“This is a process you have to address, because if you are trying to impress anybody or companies through economic development, they look at these things,” he said.


The processes


Nuisance abatement and the abandonment processes are tedious and time-consuming, and it’s necessary in a community like Nevada to have a team to work on it. Mardesen will join the Nevada Public Safety Department and call in the head of the city’s building and zoning department as they work together to start to take action this fall.


“The last thing we want to do is come in and tear somebody’s house down,” Mardesen said. For those who want to make changes and improve properties that are falling apart or needing work to be up to code, Mardesen said there are resources, like the Story County Housing Trust Fund, which Nevada has joined. “We’ve got some good programs that can help, especially for those people who are going through hard times.”


But for those who just don’t want do anything, a very detailed process will ensue, and Mardesen has it outlined very well. After there is a complaint and/or issues that have been identified, an investigation starts. Then, the property owner will be notified of the problems, and that notification, Mardesen said, usually includes a letter with photos of the problems that are being identified. Mardesen emphasizes that it is important, in this letter, to let the property owner know that if they feel their property is not in violation, they can file a written request for a hearing. “We want to give them a chance to argue this and to try to be fair,” he said. The letter goes on to state the expectations to remedy the issue(s) and a deadline for compliance with a re-inspection date listed. The letters are personally delivered by the police, so there can be no possibility that it wasn’t received.


If a property owner is noncompliant, a re-inspection of the property will occur and a three-day notice letter will be issued, with another re-inspection date. From there, the city moves to a “checklist” of items to determine if a property has been abandoned, and then forwards documentation to the city attorney to proceed with the abandonment process.

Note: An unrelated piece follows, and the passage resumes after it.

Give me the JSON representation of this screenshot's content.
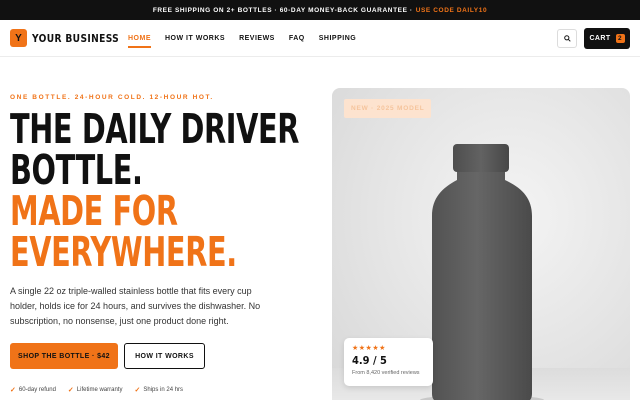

Mardesen shares the document he uses as a checklist for a property that has been abandoned. It includes 14 different areas to be filled out, such as checking into whether the taxes on the property are current; whether utilities are being provided and/or paid for at the property; whether the property has past due accounts for water, sewer and garbage; descriptions of all the buildings on the property; whether anyone is living on the property; etc.


The investment of time on the city’s part is no small thing, he said, but he shares a few snapshots of properties that he’s worked on in other communities, and shows the increased annual tax revenue that is received by all taxing bodies when an abandoned property is dealt with and torn down, and then a new residential property is erected. “Usually, it takes about three to four years before expenses are recovered from the initial cost of processing the abandonment issue through the legal system to when you start making money on that improvement,” he said, making it well worth it for the taxing bodies and for the neighborhood that now has better value.


As a Realtor, Olson said his office, the local RE/MAX office in Nevada, has tried to do its part to inspire property upkeep by starting a Yard of the Month contest for three months each summer and recognizing those who do a good job on keeping up their properties.


He encourages all homeowners and property owners to try to find a few minutes to focus on their exteriors. “In the summer, mow and pull a few weeds. In the winter, make sure your driveway and sidewalk are shoveled. If you have time … along with mowing, trim the hedges, weed the flower beds, get rid of dead trees and shrubs, get rid of any broken lawn furniture and rake your yard in the fall,” Olson said.


“The exterior of your home should be as uncluttered in appearance as the interior. A good power washing of the exterior surface is a good starting point. Touching up your paint can do wonders for the exterior of a home, as well…,” Olson continued.


“Taking care of your yard and your home, typically creates a sense of pride and accomplishment in ownership,” Olson said.


And taking care of a community, as Mardesen puts it, that’s part of a city’s job.